This post looks at those foundations and returns to one of Morna Hooker’s earlier articles. So before discussing Chris Keith’s chapter I thought it useful to cover one of Hooker’s publications on which his own chapter is based.

It is “On Using the Wrong Tool” and appeared in Theology in 1972.

Morna Hooker (MH) argues that the tools used by scholars to discover the historical Jesus “cannot do what is required of them.”

Authenticity grew out of form-criticism so MH begins with that foundation. read more »


2012-09-20

Historical Jesus Studies ARE Different Methodologically From Other Historical Studies

by Neil Godfrey

Well, well, well. After all of Dr James McGrath’s attempts to tell everyone that historical Jesus scholars use the same methods as any other historians, and that I was merely some sort of bigoted idiot for saying otherwise, what do I happen to run across while serendipitously skimming my newly arrived Jesus, Criteria, and the Demise of Authenticity? This:

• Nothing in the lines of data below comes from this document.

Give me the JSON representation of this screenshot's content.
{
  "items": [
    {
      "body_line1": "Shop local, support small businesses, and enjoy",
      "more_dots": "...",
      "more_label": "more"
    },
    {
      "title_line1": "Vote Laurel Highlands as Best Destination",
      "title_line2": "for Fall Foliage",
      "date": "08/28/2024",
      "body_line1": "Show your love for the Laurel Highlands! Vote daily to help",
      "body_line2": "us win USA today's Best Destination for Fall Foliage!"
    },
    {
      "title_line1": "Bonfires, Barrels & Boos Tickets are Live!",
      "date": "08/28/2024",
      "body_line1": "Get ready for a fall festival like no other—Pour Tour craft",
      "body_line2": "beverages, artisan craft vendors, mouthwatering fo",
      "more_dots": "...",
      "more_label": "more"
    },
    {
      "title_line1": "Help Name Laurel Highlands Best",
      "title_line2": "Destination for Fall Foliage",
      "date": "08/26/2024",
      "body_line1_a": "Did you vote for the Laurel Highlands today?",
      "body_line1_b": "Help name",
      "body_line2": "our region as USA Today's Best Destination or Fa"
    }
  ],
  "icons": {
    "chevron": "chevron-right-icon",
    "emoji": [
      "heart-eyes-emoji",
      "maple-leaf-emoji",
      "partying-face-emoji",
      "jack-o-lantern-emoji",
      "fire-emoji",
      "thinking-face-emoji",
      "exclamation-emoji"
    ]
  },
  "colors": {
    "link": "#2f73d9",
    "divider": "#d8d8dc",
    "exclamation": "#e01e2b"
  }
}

Jens Schröter

The idea of formulating certain “criteria” for an evaluation of historical sources is a peculiar phenomenon in historical critical Jesus research. It was established in the course of the twentieth century as a consequence of the form-critical idea of dividing Jesus accounts of the Gospels into isolated parts of tradition, which would be examined individually with regard to their authenticity.

Such a perspective was not known to the Jesus research of the nineteenth century and it does not, to my knowledge, appear in other strands of historical research.

In analysing historical material scholars would usually ask for their origin and character, their tendencies in delineating events from the past, evaluate their principal credibility — for example, whether it is a forgery or a reliable source — and use them together with other sources to develop a plausible image of the concerned period of history. (pp. 51-52, my formatting, underlining and bolding)

That’s by Jens Schröter, Chair and Professor of Exegesis and Theology of the New Testament and New Testament Apocrypha at the Humboldt University.

But don’t misunderstand. Jens Schröter does understand why this difference has arisen and explains his view of the reason. Historical Jesus studies have traditionally been necessarily different because the earliest sources about Jesus’ life (the Gospels) are theological narratives, and as a consequence,

historical data are interwoven with quotations from Scriptures of Israel, early Christian confessions, and secondary elaborations of earlier traditions . . . It has been argued that the faith of earliest Christianity has imposed its character on the historical data and must therefore be distinguished from Jesus’ word and deeds themselves.

It is at this point that Schröter sees historical Jesus studies as having jumped the rails. What has happened is that HJ scholars have taken this starting point as a rationale for trying to locate a more authentic event or saying that lies behind the Gospel narratives. That is not how other historical studies work. read more »